#### PROBLEM
Retype everything in the entries that follow, exactly as shown.

[[ SUPPLIED INFORMATION open ]]

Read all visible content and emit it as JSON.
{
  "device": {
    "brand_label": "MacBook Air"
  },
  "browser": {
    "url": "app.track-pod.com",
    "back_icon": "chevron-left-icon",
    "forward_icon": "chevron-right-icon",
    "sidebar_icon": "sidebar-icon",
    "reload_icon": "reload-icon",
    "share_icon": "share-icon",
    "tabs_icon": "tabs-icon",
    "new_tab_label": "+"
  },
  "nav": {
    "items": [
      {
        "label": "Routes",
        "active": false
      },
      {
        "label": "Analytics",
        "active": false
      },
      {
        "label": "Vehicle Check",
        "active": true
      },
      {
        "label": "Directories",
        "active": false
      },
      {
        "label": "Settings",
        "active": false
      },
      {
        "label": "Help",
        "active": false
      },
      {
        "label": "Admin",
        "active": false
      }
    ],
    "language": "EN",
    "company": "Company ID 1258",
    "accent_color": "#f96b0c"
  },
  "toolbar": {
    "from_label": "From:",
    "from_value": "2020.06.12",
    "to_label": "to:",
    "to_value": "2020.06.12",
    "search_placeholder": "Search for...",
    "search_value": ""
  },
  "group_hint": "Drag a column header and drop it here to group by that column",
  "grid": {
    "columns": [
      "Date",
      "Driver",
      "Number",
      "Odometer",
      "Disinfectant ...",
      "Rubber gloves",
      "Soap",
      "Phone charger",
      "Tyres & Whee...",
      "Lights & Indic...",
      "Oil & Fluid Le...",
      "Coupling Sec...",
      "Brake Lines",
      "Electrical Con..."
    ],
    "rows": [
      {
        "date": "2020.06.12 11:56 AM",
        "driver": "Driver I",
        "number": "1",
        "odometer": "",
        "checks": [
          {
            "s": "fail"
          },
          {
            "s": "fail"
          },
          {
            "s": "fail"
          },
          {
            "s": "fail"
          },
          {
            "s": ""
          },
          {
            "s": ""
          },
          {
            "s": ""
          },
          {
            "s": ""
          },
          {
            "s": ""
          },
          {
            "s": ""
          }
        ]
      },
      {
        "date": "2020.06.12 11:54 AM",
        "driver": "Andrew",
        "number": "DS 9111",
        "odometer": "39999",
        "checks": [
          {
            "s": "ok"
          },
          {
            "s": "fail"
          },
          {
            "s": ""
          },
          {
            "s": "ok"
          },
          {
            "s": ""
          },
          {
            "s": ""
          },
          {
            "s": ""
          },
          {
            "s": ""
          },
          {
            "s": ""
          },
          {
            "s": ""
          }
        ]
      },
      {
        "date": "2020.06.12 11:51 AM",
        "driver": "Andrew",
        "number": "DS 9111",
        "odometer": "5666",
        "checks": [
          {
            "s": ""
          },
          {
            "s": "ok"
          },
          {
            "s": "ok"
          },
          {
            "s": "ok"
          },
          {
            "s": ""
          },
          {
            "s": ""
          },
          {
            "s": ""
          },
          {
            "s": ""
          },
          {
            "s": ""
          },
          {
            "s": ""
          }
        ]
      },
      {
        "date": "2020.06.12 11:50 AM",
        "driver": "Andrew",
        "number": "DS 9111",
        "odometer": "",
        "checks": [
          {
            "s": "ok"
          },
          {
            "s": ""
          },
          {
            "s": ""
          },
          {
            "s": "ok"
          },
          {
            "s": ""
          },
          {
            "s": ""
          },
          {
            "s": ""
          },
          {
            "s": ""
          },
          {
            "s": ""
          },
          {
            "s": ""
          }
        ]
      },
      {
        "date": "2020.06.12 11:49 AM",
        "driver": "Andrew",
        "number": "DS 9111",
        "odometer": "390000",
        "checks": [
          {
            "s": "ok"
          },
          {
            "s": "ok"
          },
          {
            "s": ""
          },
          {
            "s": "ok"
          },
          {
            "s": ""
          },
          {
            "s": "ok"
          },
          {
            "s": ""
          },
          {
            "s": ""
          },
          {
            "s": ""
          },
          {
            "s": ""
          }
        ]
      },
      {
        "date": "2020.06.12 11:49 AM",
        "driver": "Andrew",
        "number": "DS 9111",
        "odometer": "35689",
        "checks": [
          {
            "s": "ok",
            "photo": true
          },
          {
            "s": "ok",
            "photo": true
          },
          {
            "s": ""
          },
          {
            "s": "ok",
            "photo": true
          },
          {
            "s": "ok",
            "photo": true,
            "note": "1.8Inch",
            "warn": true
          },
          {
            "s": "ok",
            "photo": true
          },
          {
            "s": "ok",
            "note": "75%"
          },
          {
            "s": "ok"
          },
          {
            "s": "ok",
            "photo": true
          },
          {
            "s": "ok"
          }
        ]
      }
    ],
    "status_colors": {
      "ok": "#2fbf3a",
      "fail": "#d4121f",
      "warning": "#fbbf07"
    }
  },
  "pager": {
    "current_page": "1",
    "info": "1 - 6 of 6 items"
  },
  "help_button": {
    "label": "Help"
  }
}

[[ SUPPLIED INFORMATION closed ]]

#### EXPECTED OUTPUT
Read all visible content and emit it as JSON.
{
  "device": {
    "brand_label": "MacBook Air"
  },
  "browser": {
    "url": "app.track-pod.com",
    "back_icon": "chevron-left-icon",
    "forward_icon": "chevron-right-icon",
    "sidebar_icon": "sidebar-icon",
    "reload_icon": "reload-icon",
    "share_icon": "share-icon",
    "tabs_icon": "tabs-icon",
    "new_tab_label": "+"
  },
  "nav": {
    "items": [
      {
        "label": "Routes",
        "active": false
      },
      {
        "label": "Analytics",
        "active": false
      },
      {
        "label": "Vehicle Check",
        "active": true
      },
      {
        "label": "Directories",
        "active": false
      },
      {
        "label": "Settings",
        "active": false
      },
      {
        "label": "Help",
        "active": false
      },
      {
        "label": "Admin",
        "active": false
      }
    ],
    "language": "EN",
    "company": "Company ID 1258",
    "accent_color": "#f96b0c"
  },
  "toolbar": {
    "from_label": "From:",
    "from_value": "2020.06.12",
    "to_label": "to:",
    "to_value": "2020.06.12",
    "search_placeholder": "Search for...",
    "search_value": ""
  },
  "group_hint": "Drag a column header and drop it here to group by that column",
  "grid": {
    "columns": [
      "Date",
      "Driver",
      "Number",
      "Odometer",
      "Disinfectant ...",
      "Rubber gloves",
      "Soap",
      "Phone charger",
      "Tyres & Whee...",
      "Lights & Indic...",
      "Oil & Fluid Le...",
      "Coupling Sec...",
      "Brake Lines",
      "Electrical Con..."
    ],
    "rows": [
      {
        "date": "2020.06.12 11:56 AM",
        "driver": "Driver I",
        "number": "1",
        "odometer": "",
        "checks": [
          {
            "s": "fail"
          },
          {
            "s": "fail"
          },
          {
            "s": "fail"
          },
          {
            "s": "fail"
          },
          {
            "s": ""
          },
          {
            "s": ""
          },
          {
            "s": ""
          },
          {
            "s": ""
          },
          {
            "s": ""
          },
          {
            "s": ""
          }
        ]
      },
      {
        "date": "2020.06.12 11:54 AM",
        "driver": "Andrew",
        "number": "DS 9111",
        "odometer": "39999",
        "checks": [
          {
            "s": "ok"
          },
          {
            "s": "fail"
          },
          {
            "s": ""
          },
          {
            "s": "ok"
          },
          {
            "s": ""
          },
          {
            "s": ""
          },
          {
            "s": ""
          },
          {
            "s": ""
          },
          {
            "s": ""
          },
          {
            "s": ""
          }
        ]
      },
      {
        "date": "2020.06.12 11:51 AM",
        "driver": "Andrew",
        "number": "DS 9111",
        "odometer": "5666",
        "checks": [
          {
            "s": ""
          },
          {
            "s": "ok"
          },
          {
            "s": "ok"
          },
          {
            "s": "ok"
          },
          {
            "s": ""
          },
          {
            "s": ""
          },
          {
            "s": ""
          },
          {
            "s": ""
          },
          {
            "s": ""
          },
          {
            "s": ""
          }
        ]
      },
      {
        "date": "2020.06.12 11:50 AM",
        "driver": "Andrew",
        "number": "DS 9111",
        "odometer": "",
        "checks": [
          {
            "s": "ok"
          },
          {
            "s": ""
          },
          {
            "s": ""
          },
          {
            "s": "ok"
          },
          {
            "s": ""
          },
          {
            "s": ""
          },
          {
            "s": ""
          },
          {
            "s": ""
          },
          {
            "s": ""
          },
          {
            "s": ""
          }
        ]
      },
      {
        "date": "2020.06.12 11:49 AM",
        "driver": "Andrew",
        "number": "DS 9111",
        "odometer": "390000",
        "checks": [
          {
            "s": "ok"
          },
          {
            "s": "ok"
          },
          {
            "s": ""
          },
          {
            "s": "ok"
          },
          {
            "s": ""
          },
          {
            "s": "ok"
          },
          {
            "s": ""
          },
          {
            "s": ""
          },
          {
            "s": ""
          },
          {
            "s": ""
          }
        ]
      },
      {
        "date": "2020.06.12 11:49 AM",
        "driver": "Andrew",
        "number": "DS 9111",
        "odometer": "35689",
        "checks": [
          {
            "s": "ok",
            "photo": true
          },
          {
            "s": "ok",
            "photo": true
          },
          {
            "s": ""
          },
          {
            "s": "ok",
            "photo": true
          },
          {
            "s": "ok",
            "photo": true,
            "note": "1.8Inch",
            "warn": true
          },
          {
            "s": "ok",
            "photo": true
          },
          {
            "s": "ok",
            "note": "75%"
          },
          {
            "s": "ok"
          },
          {
            "s": "ok",
            "photo": true
          },
          {
            "s": "ok"
          }
        ]
      }
    ],
    "status_colors": {
      "ok": "#2fbf3a",
      "fail": "#d4121f",
      "warning": "#fbbf07"
    }
  },
  "pager": {
    "current_page": "1",
    "info": "1 - 6 of 6 items"
  },
  "help_button": {
    "label": "Help"
  }
}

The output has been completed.